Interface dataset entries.
========
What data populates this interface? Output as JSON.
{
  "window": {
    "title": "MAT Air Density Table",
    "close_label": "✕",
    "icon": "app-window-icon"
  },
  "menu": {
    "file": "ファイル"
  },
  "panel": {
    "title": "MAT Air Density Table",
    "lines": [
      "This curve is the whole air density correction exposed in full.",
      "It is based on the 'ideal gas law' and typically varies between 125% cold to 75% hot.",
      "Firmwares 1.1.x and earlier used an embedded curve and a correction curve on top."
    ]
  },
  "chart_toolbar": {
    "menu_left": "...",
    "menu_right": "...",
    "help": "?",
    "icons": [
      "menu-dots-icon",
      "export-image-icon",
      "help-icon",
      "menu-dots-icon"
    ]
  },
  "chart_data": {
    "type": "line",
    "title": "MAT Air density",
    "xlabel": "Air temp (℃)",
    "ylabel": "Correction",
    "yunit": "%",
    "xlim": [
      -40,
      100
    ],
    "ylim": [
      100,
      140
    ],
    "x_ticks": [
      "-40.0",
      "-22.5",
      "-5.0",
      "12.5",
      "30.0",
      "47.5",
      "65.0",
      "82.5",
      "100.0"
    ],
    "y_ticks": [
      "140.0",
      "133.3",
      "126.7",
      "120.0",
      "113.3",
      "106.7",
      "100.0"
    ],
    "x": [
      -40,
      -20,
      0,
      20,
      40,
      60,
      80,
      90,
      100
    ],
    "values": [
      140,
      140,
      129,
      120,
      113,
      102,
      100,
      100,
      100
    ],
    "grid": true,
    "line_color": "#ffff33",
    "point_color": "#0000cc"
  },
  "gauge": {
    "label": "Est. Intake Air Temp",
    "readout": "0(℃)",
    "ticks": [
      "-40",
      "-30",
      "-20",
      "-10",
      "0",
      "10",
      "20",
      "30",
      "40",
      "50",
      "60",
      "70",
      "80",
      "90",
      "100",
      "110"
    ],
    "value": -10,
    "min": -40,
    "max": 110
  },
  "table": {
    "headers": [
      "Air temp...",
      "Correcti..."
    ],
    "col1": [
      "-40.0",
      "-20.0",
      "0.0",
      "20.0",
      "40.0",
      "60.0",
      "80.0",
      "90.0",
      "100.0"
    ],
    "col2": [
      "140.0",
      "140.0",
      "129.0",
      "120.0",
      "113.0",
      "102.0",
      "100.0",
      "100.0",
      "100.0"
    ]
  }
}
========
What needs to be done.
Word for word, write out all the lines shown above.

Response for this exercise.
What data populates this interface? Output as JSON.
{
  "window": {
    "title": "MAT Air Density Table",
    "close_label": "✕",
    "icon": "app-window-icon"
  },
  "menu": {
    "file": "ファイル"
  },
  "panel": {
    "title": "MAT Air Density Table",
    "lines": [
      "This curve is the whole air density correction exposed in full.",
      "It is based on the 'ideal gas law' and typically varies between 125% cold to 75% hot.",
      "Firmwares 1.1.x and earlier used an embedded curve and a correction curve on top."
    ]
  },
  "chart_toolbar": {
    "menu_left": "...",
    "menu_right": "...",
    "help": "?",
    "icons": [
      "menu-dots-icon",
      "export-image-icon",
      "help-icon",
      "menu-dots-icon"
    ]
  },
  "chart_data": {
    "type": "line",
    "title": "MAT Air density",
    "xlabel": "Air temp (℃)",
    "ylabel": "Correction",
    "yunit": "%",
    "xlim": [
      -40,
      100
    ],
    "ylim": [
      100,
      140
    ],
    "x_ticks": [
      "-40.0",
      "-22.5",
      "-5.0",
      "12.5",
      "30.0",
      "47.5",
      "65.0",
      "82.5",
      "100.0"
    ],
    "y_ticks": [
      "140.0",
      "133.3",
      "126.7",
      "120.0",
      "113.3",
      "106.7",
      "100.0"
    ],
    "x": [
      -40,
      -20,
      0,
      20,
      40,
      60,
      80,
      90,
      100
    ],
    "values": [
      140,
      140,
      129,
      120,
      113,
      102,
      100,
      100,
      100
    ],
    "grid": true,
    "line_color": "#ffff33",
    "point_color": "#0000cc"
  },
  "gauge": {
    "label": "Est. Intake Air Temp",
    "readout": "0(℃)",
    "ticks": [
      "-40",
      "-30",
      "-20",
      "-10",
      "0",
      "10",
      "20",
      "30",
      "40",
      "50",
      "60",
      "70",
      "80",
      "90",
      "100",
      "110"
    ],
    "value": -10,
    "min": -40,
    "max": 110
  },
  "table": {
    "headers": [
      "Air temp...",
      "Correcti..."
    ],
    "col1": [
      "-40.0",
      "-20.0",
      "0.0",
      "20.0",
      "40.0",
      "60.0",
      "80.0",
      "90.0",
      "100.0"
    ],
    "col2": [
      "140.0",
      "140.0",
      "129.0",
      "120.0",
      "113.0",
      "102.0",
      "100.0",
      "100.0",
      "100.0"
    ]
  }
}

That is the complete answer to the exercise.